Toles' cartoon, the responding letter from the Joint Chiefs of Staff, and the responses to my own clumsy poetic contribution serve to demonstrate how keenly insightful the colonel truly is. To those liberal members of the flock, the letter from the Joint Chiefs was an ominous, intimidating growl from the biggest of the sheepdogs, delivered not to the wolves but to members of their flock, threatening them, not any would—be attackers. And to the few liberals who read my poem, I was the typically rabid canine defender who had turned and viciously attacked a member of the flock, snarling and biting, attempting to destroy that which I was sworn by oath to protect: free speech.

What the liberals fail to understand is that the Chiefs, the milbloggers and old soldiers like me all detect a fetid, lupine odor emanating from the shabby wool coat of the Washington Post. If there isn't a wolf under that smelly rag, there damned sure is a critter sympathetic to 'em and this time he seemed to be reveling in the wounding of our pups. To milbloggers and their readers, the Chiefs' letter is recognized, just as it correctly is by the liberals, as a warning growl from the biggest dogs. But it is the difference in perceptions that evidences the validity of Grossman's sheepdog thesis: while the liberals are baa, baaing in fear of losing their rights, the milbloggers welcome those growls, recognizing that the big dogs are showing their distinct displeasure with a tasteless representation of their wounded, a despicable depiction that has no other purpose than political gain for the liberal side. A further difference between sheepdogs and the flock they guard is the dogs know that even though they may occasionally growl at a suspect member of the flock, warning them back into communal safety, the dogs will never falter in their mission to defend the flock. The liberals in the flock are always fearful that the dogs will turn on them. 

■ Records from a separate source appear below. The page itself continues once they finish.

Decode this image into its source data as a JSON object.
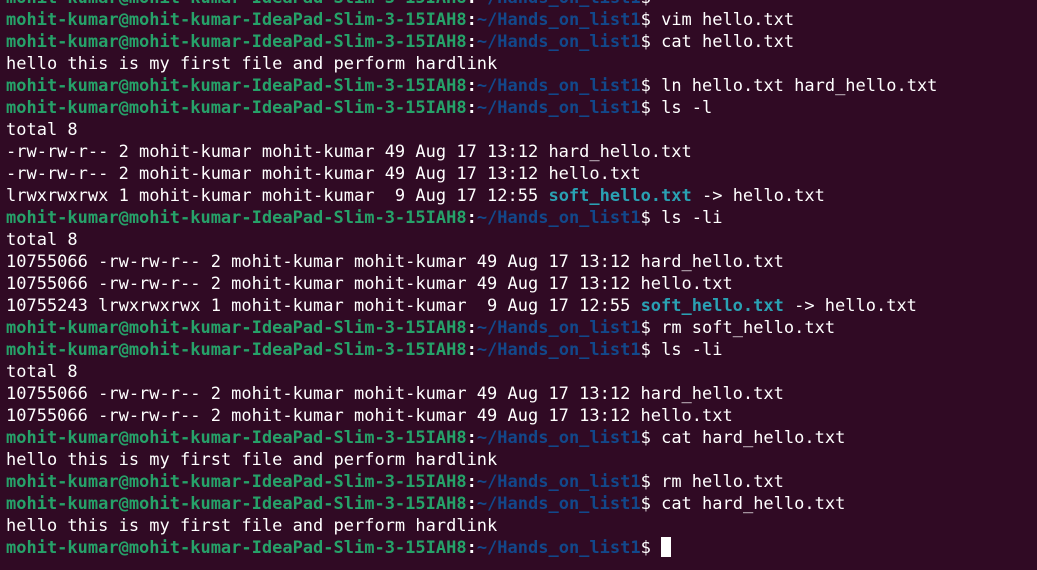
{
  "prompt": {
    "user_host": "mohit-kumar@mohit-kumar-IdeaPad-Slim-3-15IAH8",
    "separator": ":",
    "path": "~/Hands_on_list1",
    "symbol": "$"
  },
  "lines": [
    {
      "type": "prompt",
      "cmd": ""
    },
    {
      "type": "prompt",
      "cmd": "vim hello.txt"
    },
    {
      "type": "prompt",
      "cmd": "cat hello.txt"
    },
    {
      "type": "output",
      "text": "hello this is my first file and perform hardlink"
    },
    {
      "type": "prompt",
      "cmd": "ln hello.txt hard_hello.txt"
    },
    {
      "type": "prompt",
      "cmd": "ls -l"
    },
    {
      "type": "output",
      "text": "total 8"
    },
    {
      "type": "output",
      "text": "-rw-rw-r-- 2 mohit-kumar mohit-kumar 49 Aug 17 13:12 hard_hello.txt"
    },
    {
      "type": "output",
      "text": "-rw-rw-r-- 2 mohit-kumar mohit-kumar 49 Aug 17 13:12 hello.txt"
    },
    {
      "type": "symlink",
      "prefix": "lrwxrwxrwx 1 mohit-kumar mohit-kumar  9 Aug 17 12:55 ",
      "name": "soft_hello.txt",
      "target": " -> hello.txt"
    },
    {
      "type": "prompt",
      "cmd": "ls -li"
    },
    {
      "type": "output",
      "text": "total 8"
    },
    {
      "type": "output",
      "text": "10755066 -rw-rw-r-- 2 mohit-kumar mohit-kumar 49 Aug 17 13:12 hard_hello.txt"
    },
    {
      "type": "output",
      "text": "10755066 -rw-rw-r-- 2 mohit-kumar mohit-kumar 49 Aug 17 13:12 hello.txt"
    },
    {
      "type": "symlink",
      "prefix": "10755243 lrwxrwxrwx 1 mohit-kumar mohit-kumar  9 Aug 17 12:55 ",
      "name": "soft_hello.txt",
      "target": " -> hello.txt"
    },
    {
      "type": "prompt",
      "cmd": "rm soft_hello.txt"
    },
    {
      "type": "prompt",
      "cmd": "ls -li"
    },
    {
      "type": "output",
      "text": "total 8"
    },
    {
      "type": "output",
      "text": "10755066 -rw-rw-r-- 2 mohit-kumar mohit-kumar 49 Aug 17 13:12 hard_hello.txt"
    },
    {
      "type": "output",
      "text": "10755066 -rw-rw-r-- 2 mohit-kumar mohit-kumar 49 Aug 17 13:12 hello.txt"
    },
    {
      "type": "prompt",
      "cmd": "cat hard_hello.txt"
    },
    {
      "type": "output",
      "text": "hello this is my first file and perform hardlink"
    },
    {
      "type": "prompt",
      "cmd": "rm hello.txt"
    },
    {
      "type": "prompt",
      "cmd": "cat hard_hello.txt"
    },
    {
      "type": "output",
      "text": "hello this is my first file and perform hardlink"
    },
    {
      "type": "prompt",
      "cmd": "",
      "cursor": true
    }
  ],
  "colors": {
    "background": "#300a24",
    "user_host": "#26a269",
    "path": "#12488b",
    "text": "#ffffff",
    "symlink": "#2aa1b3"
  }
}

And finally, I want to thank all the milblog readers who cheered my more prosaic and far less authoritative, (but vastly more satisfying to one with sheepdog instincts) impetuous attempts to nip at the haunches of those wolf—smelling muttonheads at the Washington Post. I'm still licking my chops and savoring the strange taste of whatever that critter is hiding under that rag; you know, it tastes a lot like chicken to this old dog.

To paraphrase another wise, retired Army lieutenant colonel, columnist Ralph Peters, 

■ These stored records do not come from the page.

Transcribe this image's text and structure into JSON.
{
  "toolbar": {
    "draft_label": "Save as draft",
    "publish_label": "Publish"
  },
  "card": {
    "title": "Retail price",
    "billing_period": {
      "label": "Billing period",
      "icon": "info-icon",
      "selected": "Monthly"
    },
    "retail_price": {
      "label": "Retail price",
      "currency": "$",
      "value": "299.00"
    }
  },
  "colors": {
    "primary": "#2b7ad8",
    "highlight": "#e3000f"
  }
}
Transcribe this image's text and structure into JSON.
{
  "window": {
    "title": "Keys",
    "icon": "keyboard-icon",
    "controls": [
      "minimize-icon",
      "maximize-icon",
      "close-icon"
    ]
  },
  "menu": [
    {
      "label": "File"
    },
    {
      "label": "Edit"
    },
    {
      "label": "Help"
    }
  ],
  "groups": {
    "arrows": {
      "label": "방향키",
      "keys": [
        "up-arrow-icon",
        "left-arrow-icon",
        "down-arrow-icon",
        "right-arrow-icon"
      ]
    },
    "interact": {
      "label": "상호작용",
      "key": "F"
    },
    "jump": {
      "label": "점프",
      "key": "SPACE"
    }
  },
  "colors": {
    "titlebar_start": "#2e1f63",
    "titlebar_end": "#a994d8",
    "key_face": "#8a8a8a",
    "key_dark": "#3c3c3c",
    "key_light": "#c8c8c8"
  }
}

'You don't dogfight big dogs; you poison them.'

Perhaps that's what Toles, the Washington Post and their ilk are trying to do.

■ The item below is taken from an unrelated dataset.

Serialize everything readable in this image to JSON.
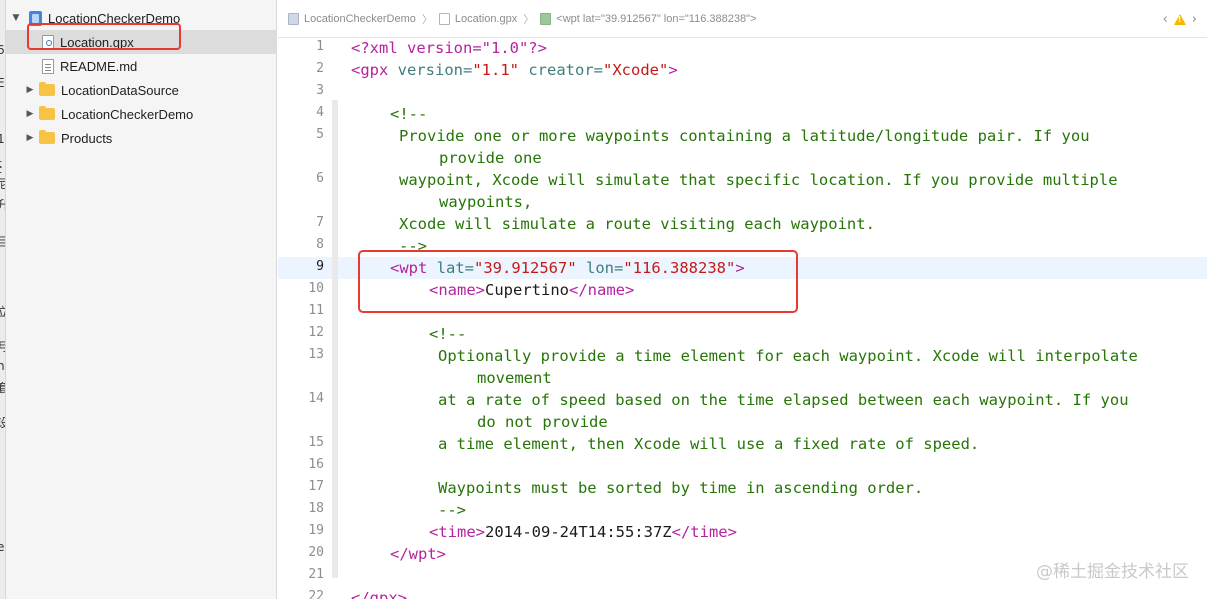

Russ Vaughn is the Poet Laureate of The American Thinker, and a Vietnam veteran paratrooper. He notes that he is also "Forever a Sheepdog."